“I’m dying,” Margaret tells Hawk. “You know about death…that it’s just a change, not an end.” She tells him to remember the things they’ve talked about, before observing that her log is turning gold. They bid each other goodnight, and Hawk gathers the staff to share the news that Margaret has passed away. Truman salutes, Lucy cries, and the moon leaves the sky as the wind blows through the trees and her window darkens.
“And now, the sadness comes, the revelation,” Margaret said in her introduction to the episode of the original series that revealed Laura Palmer’s killer. “But there is still the question, why? And this question will go on and on until the final answer comes. Then the knowing is so full there is no room for questions.” Her words echo here as the entire world of Twin Peaks mourns her passing. Only three hours remain of this fulfillment of David Lynch and Mark Frost’s promise that they would see us again in twenty-five years. Audrey is confronting Charlie, Mr. C is going to tell Richard what he knows about his mother, and Dale Cooper has exposed himself to the power of electricity. Soon, there will be no more Sunday evenings of new revelations from Lynch and Frost, and we will be left with the duty to explore what it means to us.

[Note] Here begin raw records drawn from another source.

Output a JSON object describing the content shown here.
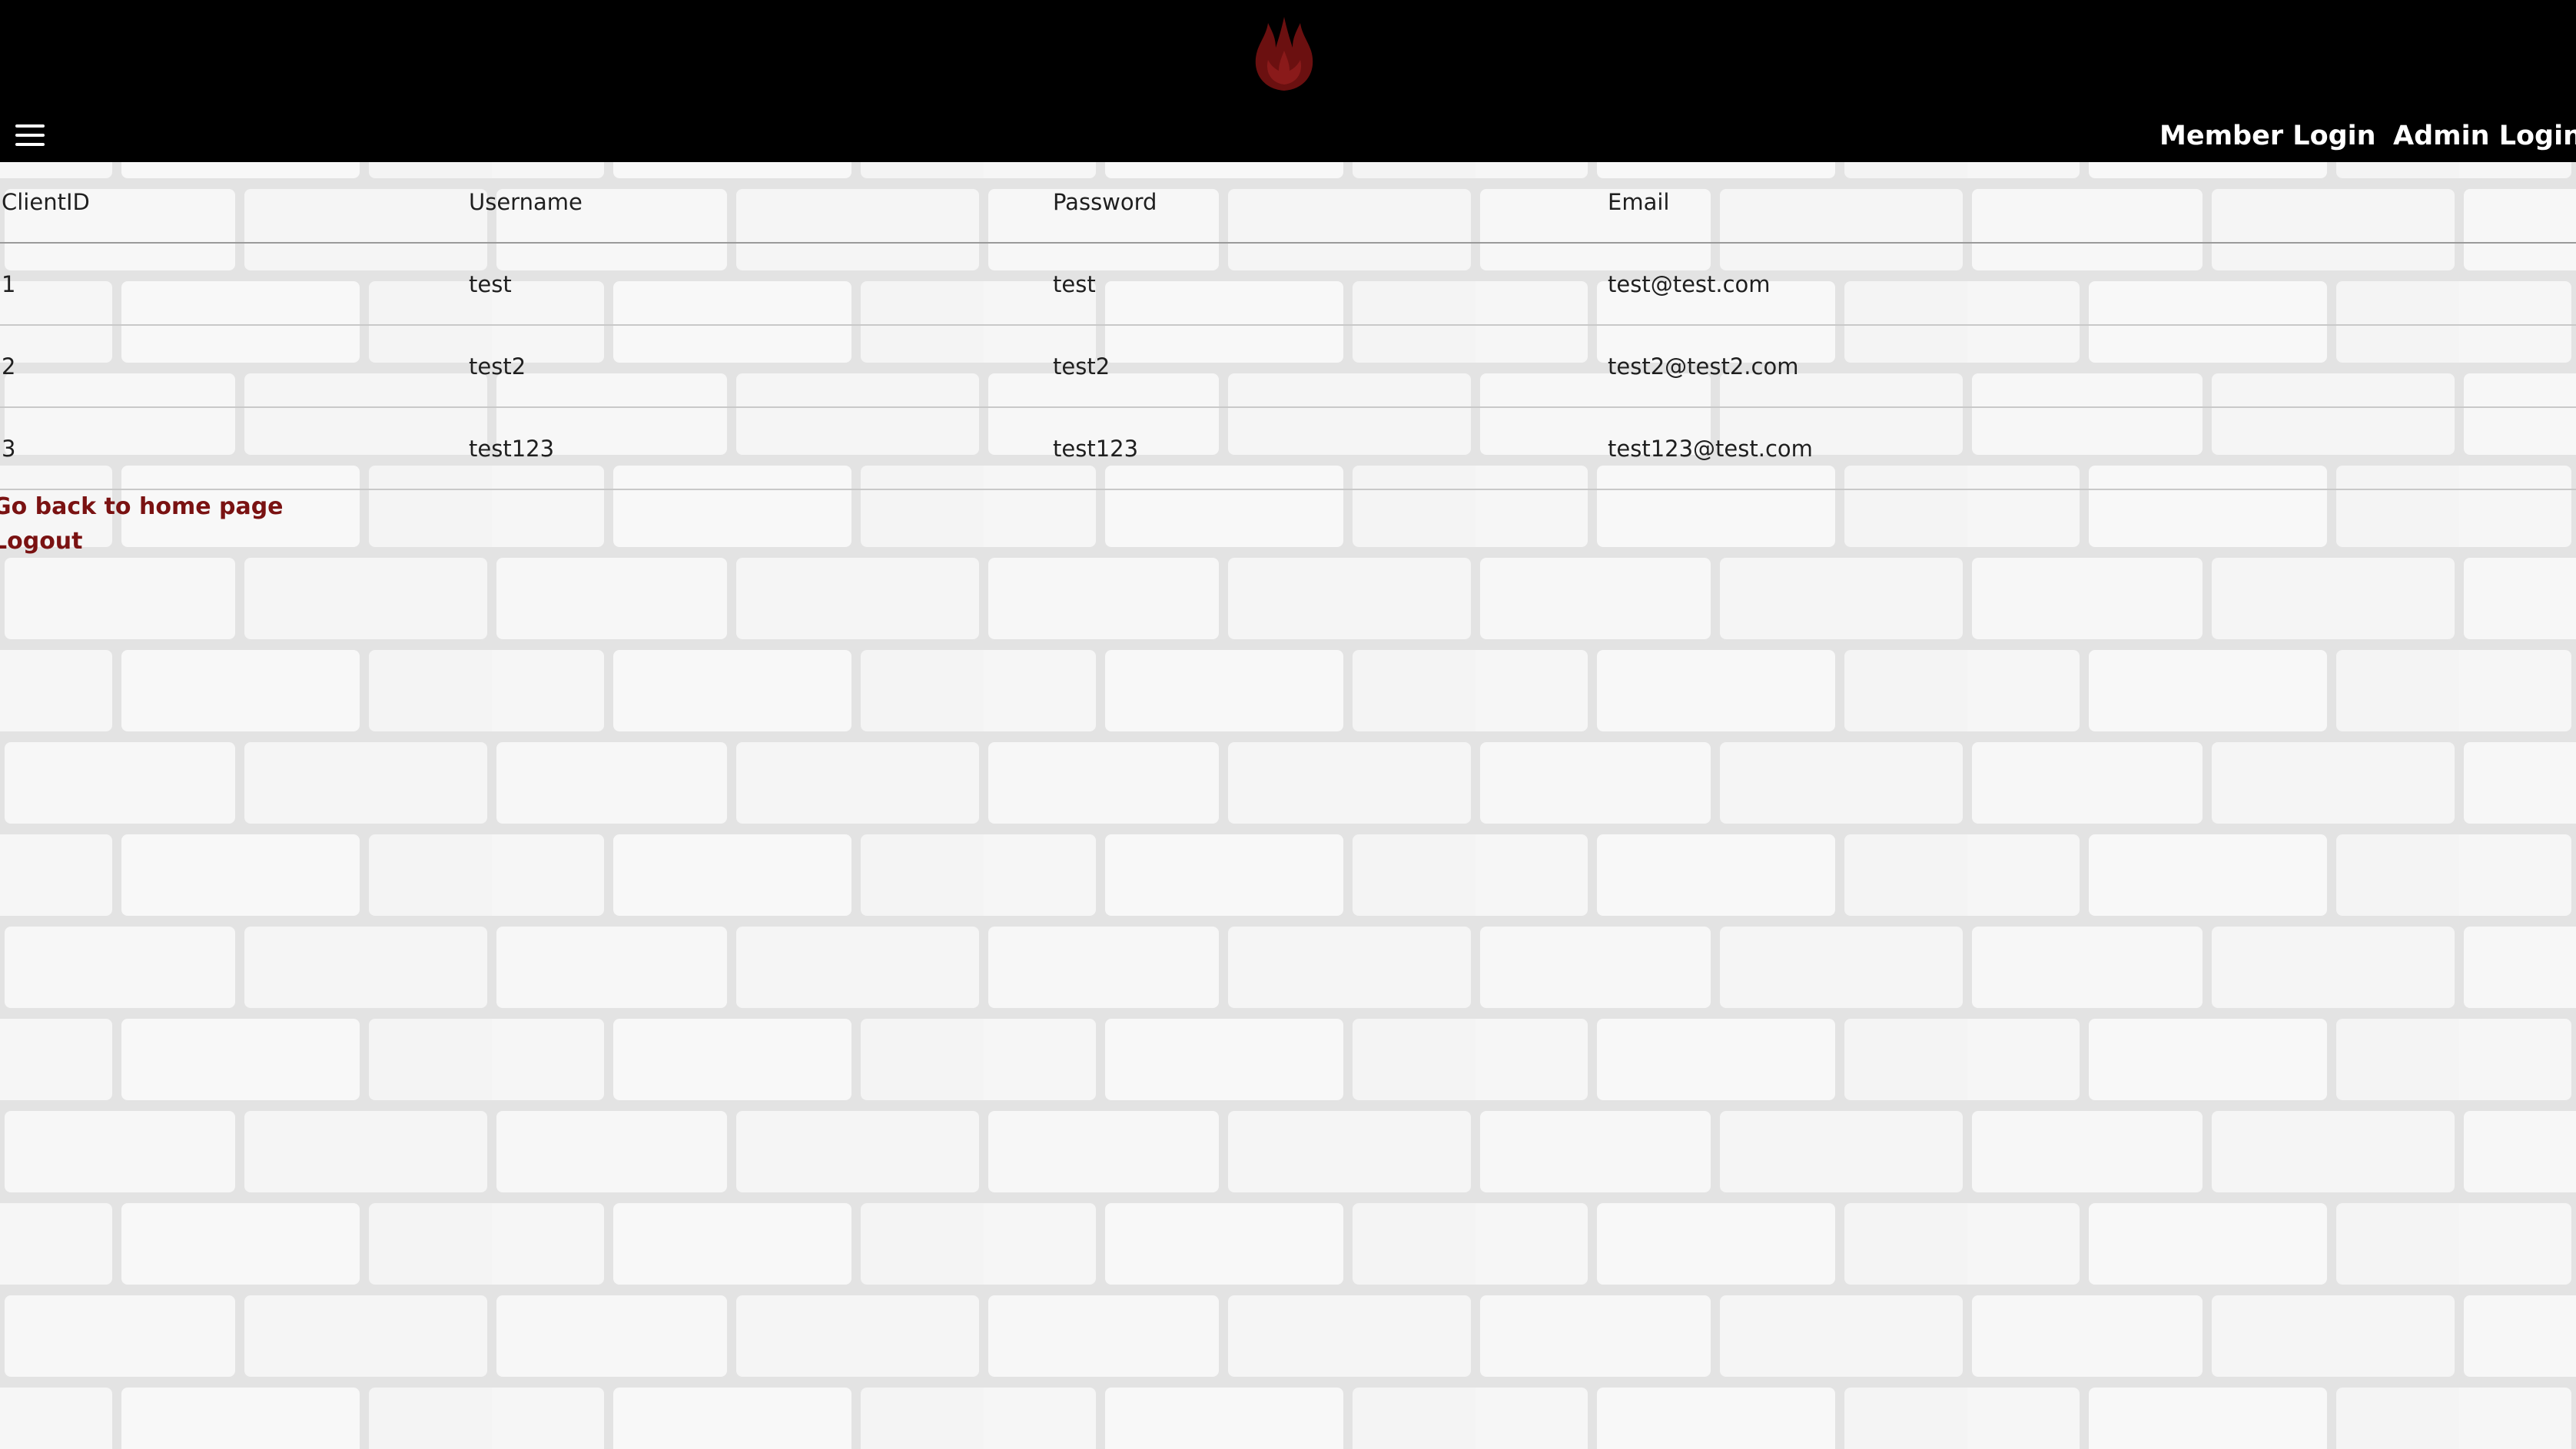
{
  "header": {
    "logo_icon": "flame-icon",
    "menu_icon": "hamburger-menu-icon",
    "nav": [
      {
        "label": "Member Login"
      },
      {
        "label": "Admin Login"
      }
    ]
  },
  "table": {
    "columns": [
      "ClientID",
      "Username",
      "Password",
      "Email"
    ],
    "rows": [
      [
        "1",
        "test",
        "test",
        "test@test.com"
      ],
      [
        "2",
        "test2",
        "test2",
        "test2@test2.com"
      ],
      [
        "3",
        "test123",
        "test123",
        "test123@test.com"
      ]
    ]
  },
  "links": {
    "home": "Go back to home page",
    "logout": "Logout"
  },
  "colors": {
    "header_bg": "#000000",
    "link": "#7a1212",
    "logo": "#6b1010"
  }
}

Each time a deceased actor has entered Twin Peaks, the episode has been dedicated to their memory. The credits already acknowledged the passing of Catherine Coulson in Part 1, but Part 15 is dedicated to Margaret Lanterman. I wrote in my recap of Part 10 about the importance of the bridge Margaret provided between the audience and the world of Twin Peaks. She spoke directly to us, welcomed us in, and made sure we were learning what we needed to learn from the story. In so doing, she became as real as any actor, and as mortal. The death of Margaret, the loss of Catherine, and the preparation to let go of Twin Peaks are all one and the same. All that’s left for us is to do as she instructed Hawk: